» WHAT IS BEING ASKED:
Scan the records below and copy every line that contains the string "display".

::: GIVEN RECORDS :::

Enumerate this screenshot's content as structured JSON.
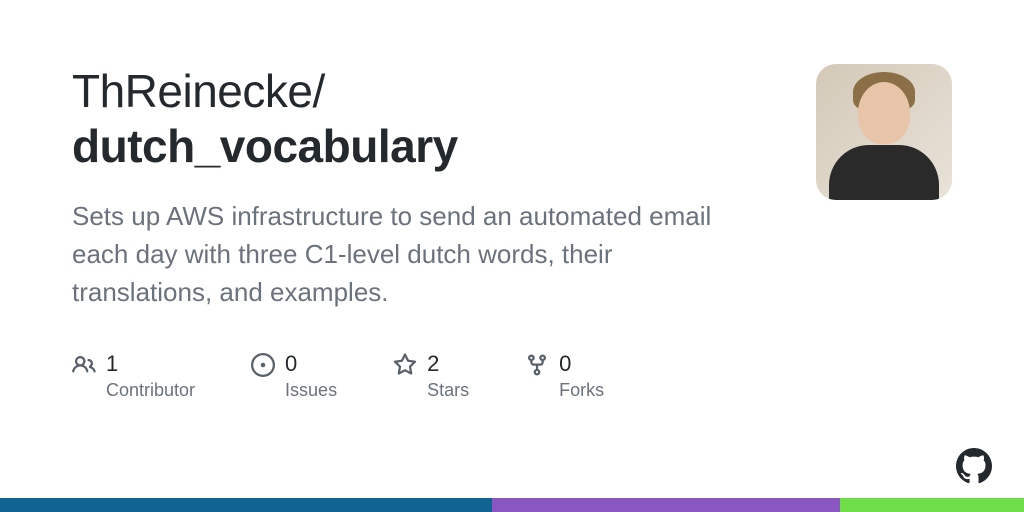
{
  "owner": "ThReinecke/",
  "repo": "dutch_vocabulary",
  "description": "Sets up AWS infrastructure to send an automated email each day with three C1-level dutch words, their translations, and examples.",
  "stats": {
    "contributors": {
      "value": "1",
      "label": "Contributor"
    },
    "issues": {
      "value": "0",
      "label": "Issues"
    },
    "stars": {
      "value": "2",
      "label": "Stars"
    },
    "forks": {
      "value": "0",
      "label": "Forks"
    }
  },
  "colors": {
    "bar": [
      {
        "color": "#116391",
        "width": "48%"
      },
      {
        "color": "#8a56c2",
        "width": "34%"
      },
      {
        "color": "#6fdc4a",
        "width": "18%"
      }
    ]
  }
}
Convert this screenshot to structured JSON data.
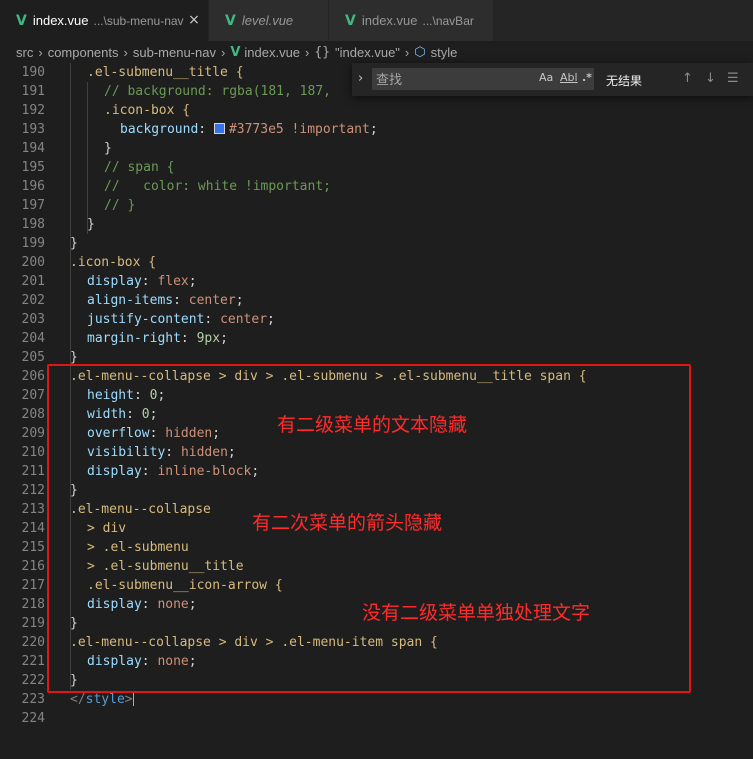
{
  "tabs": [
    {
      "name": "index.vue",
      "desc": "...\\sub-menu-nav",
      "active": true,
      "close": "×"
    },
    {
      "name": "level.vue",
      "desc": "",
      "italic": true
    },
    {
      "name": "index.vue",
      "desc": "...\\navBar"
    }
  ],
  "breadcrumb": {
    "items": [
      "src",
      "components",
      "sub-menu-nav",
      "index.vue",
      "\"index.vue\"",
      "style"
    ],
    "brace": "{}"
  },
  "find_widget": {
    "placeholder": "查找",
    "match_case": "Aa",
    "whole_word": "Abl",
    "regex": ".*",
    "result": "无结果"
  },
  "code_lines": [
    {
      "n": "190"
    },
    {
      "n": "191"
    },
    {
      "n": "192"
    },
    {
      "n": "193"
    },
    {
      "n": "194"
    },
    {
      "n": "195"
    },
    {
      "n": "196"
    },
    {
      "n": "197"
    },
    {
      "n": "198"
    },
    {
      "n": "199"
    },
    {
      "n": "200"
    },
    {
      "n": "201"
    },
    {
      "n": "202"
    },
    {
      "n": "203"
    },
    {
      "n": "204"
    },
    {
      "n": "205"
    },
    {
      "n": "206"
    },
    {
      "n": "207"
    },
    {
      "n": "208"
    },
    {
      "n": "209"
    },
    {
      "n": "210"
    },
    {
      "n": "211"
    },
    {
      "n": "212"
    },
    {
      "n": "213"
    },
    {
      "n": "214"
    },
    {
      "n": "215"
    },
    {
      "n": "216"
    },
    {
      "n": "217"
    },
    {
      "n": "218"
    },
    {
      "n": "219"
    },
    {
      "n": "220"
    },
    {
      "n": "221"
    },
    {
      "n": "222"
    },
    {
      "n": "223"
    },
    {
      "n": "224"
    }
  ],
  "code": {
    "l190": ".el-submenu__title {",
    "l191": "// background: rgba(181, 187,",
    "l192": ".icon-box {",
    "l193_prop": "background",
    "l193_val": "#3773e5 !important",
    "l194": "}",
    "l195": "// span {",
    "l196": "//   color: white !important;",
    "l197": "// }",
    "l198": "}",
    "l199": "}",
    "l200": ".icon-box {",
    "l201_prop": "display",
    "l201_val": "flex",
    "l202_prop": "align-items",
    "l202_val": "center",
    "l203_prop": "justify-content",
    "l203_val": "center",
    "l204_prop": "margin-right",
    "l204_val": "9px",
    "l205": "}",
    "l206": ".el-menu--collapse > div > .el-submenu > .el-submenu__title span {",
    "l207_prop": "height",
    "l207_val": "0",
    "l208_prop": "width",
    "l208_val": "0",
    "l209_prop": "overflow",
    "l209_val": "hidden",
    "l210_prop": "visibility",
    "l210_val": "hidden",
    "l211_prop": "display",
    "l211_val": "inline-block",
    "l212": "}",
    "l213": ".el-menu--collapse",
    "l214": "> div",
    "l215": "> .el-submenu",
    "l216": "> .el-submenu__title",
    "l217": ".el-submenu__icon-arrow {",
    "l218_prop": "display",
    "l218_val": "none",
    "l219": "}",
    "l220": ".el-menu--collapse > div > .el-menu-item span {",
    "l221_prop": "display",
    "l221_val": "none",
    "l222": "}",
    "l223_tag": "style"
  },
  "annotations": {
    "note1": "有二级菜单的文本隐藏",
    "note2": "有二次菜单的箭头隐藏",
    "note3": "没有二级菜单单独处理文字"
  },
  "colors": {
    "swatch": "#3773e5",
    "highlight_box": "#e01616",
    "annotation_text": "#ff2b2b",
    "vue_icon": "#41b883"
  }
}
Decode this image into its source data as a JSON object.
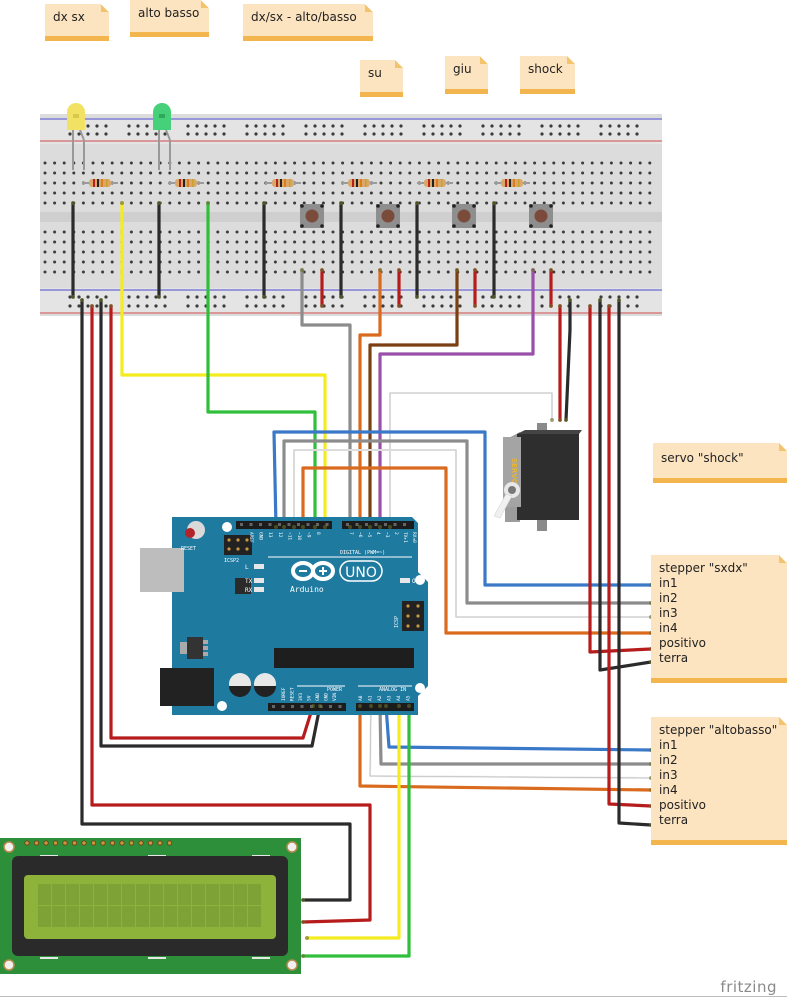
{
  "notes": {
    "dx_sx": "dx sx",
    "alto_basso": "alto basso",
    "dxsx_altobasso": "dx/sx - alto/basso",
    "su": "su",
    "giu": "giu",
    "shock": "shock",
    "servo": "servo \"shock\"",
    "stepper_sxdx": {
      "title": "stepper \"sxdx\"",
      "pins": [
        "in1",
        "in2",
        "in3",
        "in4",
        "positivo",
        "terra"
      ]
    },
    "stepper_altobasso": {
      "title": "stepper \"altobasso\"",
      "pins": [
        "in1",
        "in2",
        "in3",
        "in4",
        "positivo",
        "terra"
      ]
    }
  },
  "components": {
    "leds": [
      {
        "name": "led-dx-sx",
        "color": "#f2e264"
      },
      {
        "name": "led-alto-basso",
        "color": "#46d07a"
      }
    ],
    "pushbuttons": [
      "su",
      "giu",
      "shock",
      "dx/sx - alto/basso"
    ],
    "servo_label": "SERVO",
    "arduino": {
      "model": "UNO",
      "brand": "Arduino",
      "reset_label": "RESET",
      "icsp2_label": "ICSP2",
      "icsp_label": "ICSP",
      "digital_label": "DIGITAL (PWM=~)",
      "power_label": "POWER",
      "analog_label": "ANALOG IN",
      "led_labels": [
        "L",
        "TX",
        "RX",
        "ON"
      ],
      "digital_pins": [
        "AREF",
        "GND",
        "13",
        "12",
        "~11",
        "~10",
        "~9",
        "8",
        "7",
        "~6",
        "~5",
        "4",
        "~3",
        "2",
        "TX▸1",
        "RX◂0"
      ],
      "power_pins": [
        "IOREF",
        "RESET",
        "3V3",
        "5V",
        "GND",
        "GND",
        "VIN"
      ],
      "analog_pins": [
        "A0",
        "A1",
        "A2",
        "A3",
        "A4",
        "A5"
      ]
    }
  },
  "wire_colors": {
    "black": "#2b2b2b",
    "red": "#b61c1c",
    "yellow": "#f4ec1e",
    "green": "#2fbf3b",
    "gray": "#8c8c8c",
    "orange": "#d96a1e",
    "brown": "#7a3f12",
    "purple": "#9a4fa8",
    "white": "#e8e8e8",
    "blue": "#3a78c8"
  },
  "watermark": "fritzing"
}
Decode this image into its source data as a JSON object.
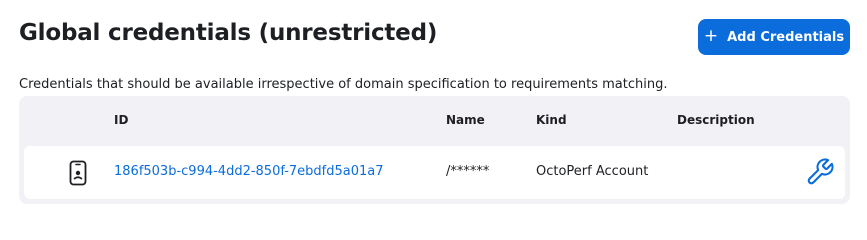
{
  "header": {
    "title": "Global credentials (unrestricted)",
    "add_button_icon": "plus-icon",
    "add_button_label": "Add Credentials",
    "description": "Credentials that should be available irrespective of domain specification to requirements matching."
  },
  "table": {
    "columns": [
      "ID",
      "Name",
      "Kind",
      "Description"
    ],
    "rows": [
      {
        "icon": "mobile-device-icon",
        "id": "186f503b-c994-4dd2-850f-7ebdfd5a01a7",
        "name": "/******",
        "kind": "OctoPerf Account",
        "description": "",
        "action_icon": "wrench-icon"
      }
    ]
  },
  "colors": {
    "accent": "#0b6cdb",
    "table_background": "#f2f2f6",
    "text": "#1d1f23"
  }
}
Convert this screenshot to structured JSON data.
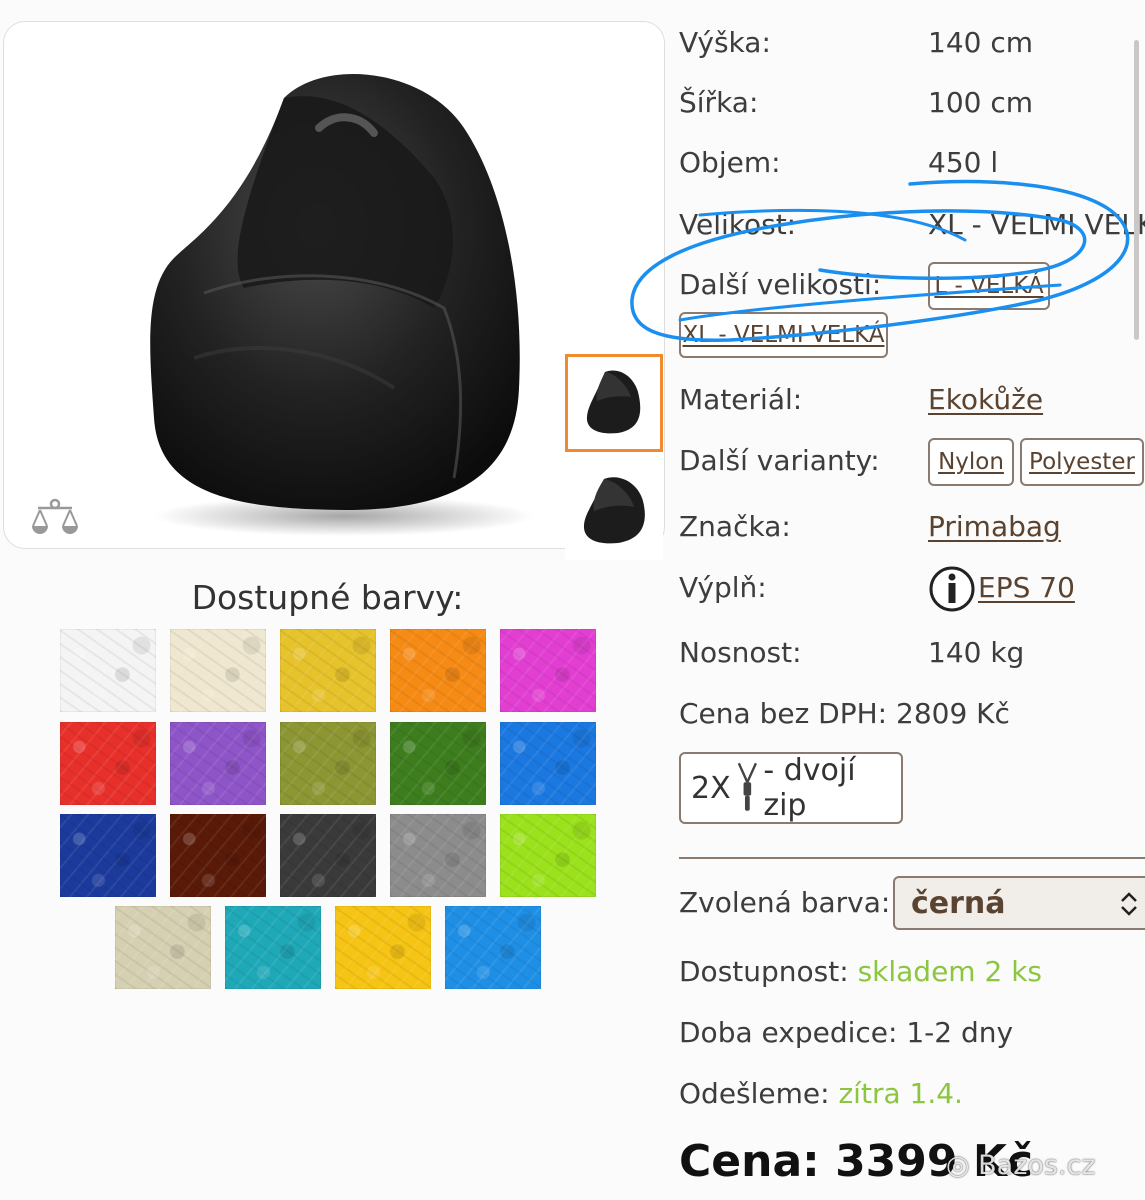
{
  "specs": {
    "height_label": "Výška:",
    "height_value": "140 cm",
    "width_label": "Šířka:",
    "width_value": "100 cm",
    "volume_label": "Objem:",
    "volume_value": "450 l",
    "size_label": "Velikost:",
    "size_value": "XL - VELMI VELK",
    "other_sizes_label": "Další velikosti:",
    "other_sizes": [
      "L - VELKÁ",
      "XL - VELMI VELKÁ"
    ],
    "material_label": "Materiál:",
    "material_value": "Ekokůže",
    "variants_label": "Další varianty:",
    "variants": [
      "Nylon",
      "Polyester"
    ],
    "brand_label": "Značka:",
    "brand_value": "Primabag",
    "filling_label": "Výplň:",
    "filling_value": "EPS 70",
    "capacity_label": "Nosnost:",
    "capacity_value": "140 kg",
    "price_no_vat": "Cena bez DPH: 2809 Kč"
  },
  "zip_badge": {
    "count": "2X",
    "text": "- dvojí zip"
  },
  "color_select": {
    "label": "Zvolená barva:",
    "value": "černá"
  },
  "availability": {
    "label": "Dostupnost:",
    "value": "skladem 2 ks"
  },
  "dispatch_time": "Doba expedice: 1-2 dny",
  "shipping": {
    "label": "Odešleme:",
    "value": "zítra 1.4."
  },
  "price": "Cena: 3399 Kč",
  "colors_title": "Dostupné barvy:",
  "swatches": [
    "#f4f4f4",
    "#efe7cf",
    "#e6c22b",
    "#f58a14",
    "#e23fd2",
    "#e8302b",
    "#8e55c8",
    "#8c9633",
    "#3d7d1e",
    "#1b78e0",
    "#1b3a9c",
    "#5a1a08",
    "#3a3a3a",
    "#8c8c8c",
    "#9be11c",
    "#d6d0b2",
    "#1fa9b8",
    "#f6c414",
    "#1f8fe6"
  ],
  "watermark": "Bazos.cz",
  "colors": {
    "accent_orange": "#ef8a2f",
    "link_brown": "#5a4330",
    "stock_green": "#8cc63f",
    "annotation_blue": "#1a8ff0"
  }
}
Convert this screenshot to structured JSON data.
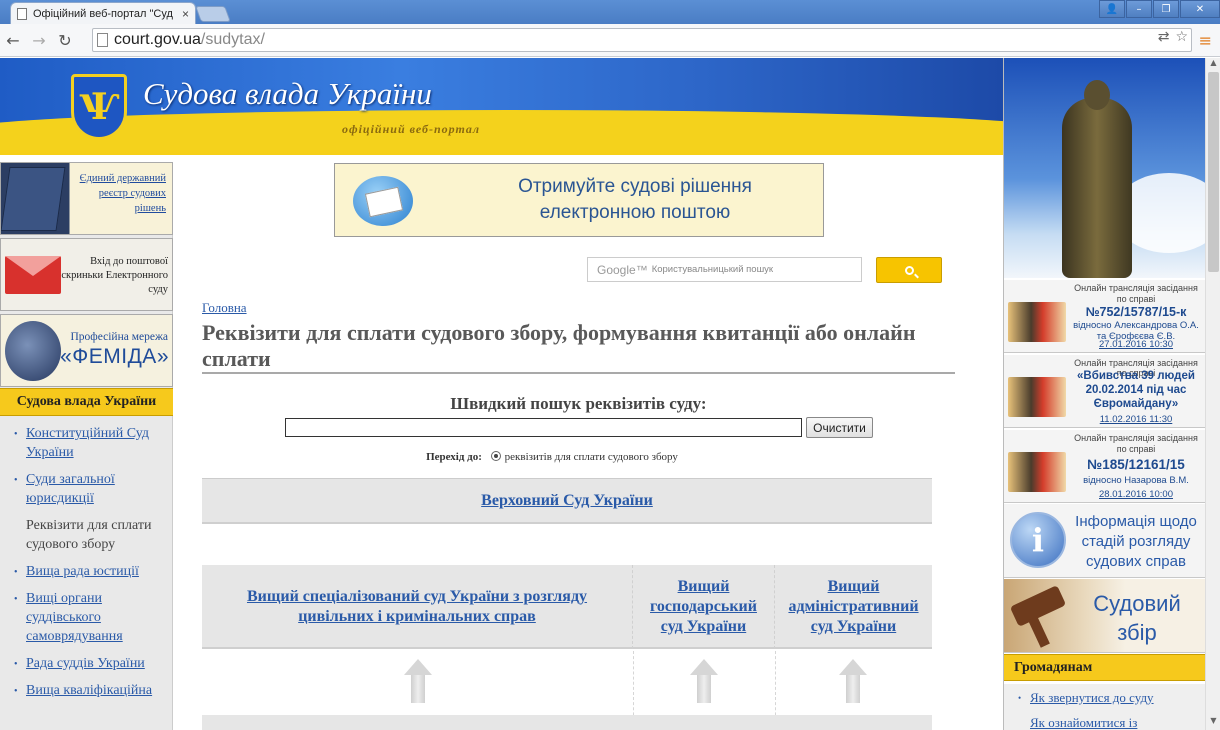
{
  "browser": {
    "tab_title": "Офіційний веб-портал \"Суд",
    "tab_close": "×",
    "url_host": "court.gov.ua",
    "url_path": "/sudytax/",
    "back": "←",
    "forward": "→",
    "reload": "↻",
    "translate_glyph": "⇄",
    "star_glyph": "☆",
    "menu_glyph": "≡",
    "win_user": "👤",
    "win_min": "–",
    "win_max": "❐",
    "win_close": "✕"
  },
  "header": {
    "emblem_glyph": "Ѱ",
    "title": "Судова влада України",
    "subtitle": "офіційний веб-портал"
  },
  "left": {
    "registry": "Єдиний державний реєстр судових рішень",
    "mail": "Вхід до поштової скриньки Електронного суду",
    "femida_line1": "Професійна мережа",
    "femida_line2": "«ФЕМІДА»",
    "section_title": "Судова влада України",
    "nav": [
      {
        "label": "Конституційний Суд України",
        "link": true
      },
      {
        "label": "Суди загальної юрисдикції",
        "link": true
      },
      {
        "label": "Реквізити для сплати судового збору",
        "link": false
      },
      {
        "label": "Вища рада юстиції",
        "link": true
      },
      {
        "label": "Вищі органи суддівського самоврядування",
        "link": true
      },
      {
        "label": "Рада суддів України",
        "link": true
      },
      {
        "label": "Вища кваліфікаційна",
        "link": true
      }
    ]
  },
  "promo": {
    "text": "Отримуйте судові рішення електронною поштою"
  },
  "search": {
    "google_label": "Google™",
    "placeholder": "Користувальницький пошук"
  },
  "main": {
    "breadcrumb": "Головна",
    "title": "Реквізити для сплати судового збору, формування квитанції або онлайн сплати",
    "quick_search_label": "Швидкий пошук реквізитів суду:",
    "clear_button": "Очистити",
    "goto_label": "Перехід до:",
    "goto_option": "реквізитів для сплати судового збору",
    "supreme_court": "Верховний Суд України",
    "courts": [
      "Вищий спеціалізований суд України з розгляду цивільних і кримінальних справ",
      "Вищий господарський суд України",
      "Вищий адміністративний суд України"
    ]
  },
  "right": {
    "streams": [
      {
        "heading": "Онлайн трансляція засідання по справі",
        "case": "№752/15787/15-к",
        "detail": "відносно Александрова О.А. та Єрофєєва Є.В.",
        "datetime": "27.01.2016 10:30"
      },
      {
        "heading": "Онлайн трансляція засідання по справі",
        "case": "«Вбивства 39 людей 20.02.2014 під час Євромайдану»",
        "detail": "",
        "datetime": "11.02.2016 11:30"
      },
      {
        "heading": "Онлайн трансляція засідання по справі",
        "case": "№185/12161/15",
        "detail": "відносно Назарова В.М.",
        "datetime": "28.01.2016 10:00"
      }
    ],
    "info_glyph": "i",
    "info_text": "Інформація щодо стадій розгляду судових справ",
    "fee_text": "Судовий збір",
    "citizens_title": "Громадянам",
    "citizens": [
      "Як звернутися до суду",
      "Як ознайомитися із"
    ]
  },
  "colors": {
    "link": "#2a5aa8",
    "accent_yellow": "#f6c91c",
    "banner_blue": "#1f5cc5"
  },
  "icons": {
    "bullet": "•"
  }
}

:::

» EXERCISE SOLUTION:
    "l201_prop": "display",
    "l211_prop": "display",
    "l218_prop": "display",
    "l221_prop": "display",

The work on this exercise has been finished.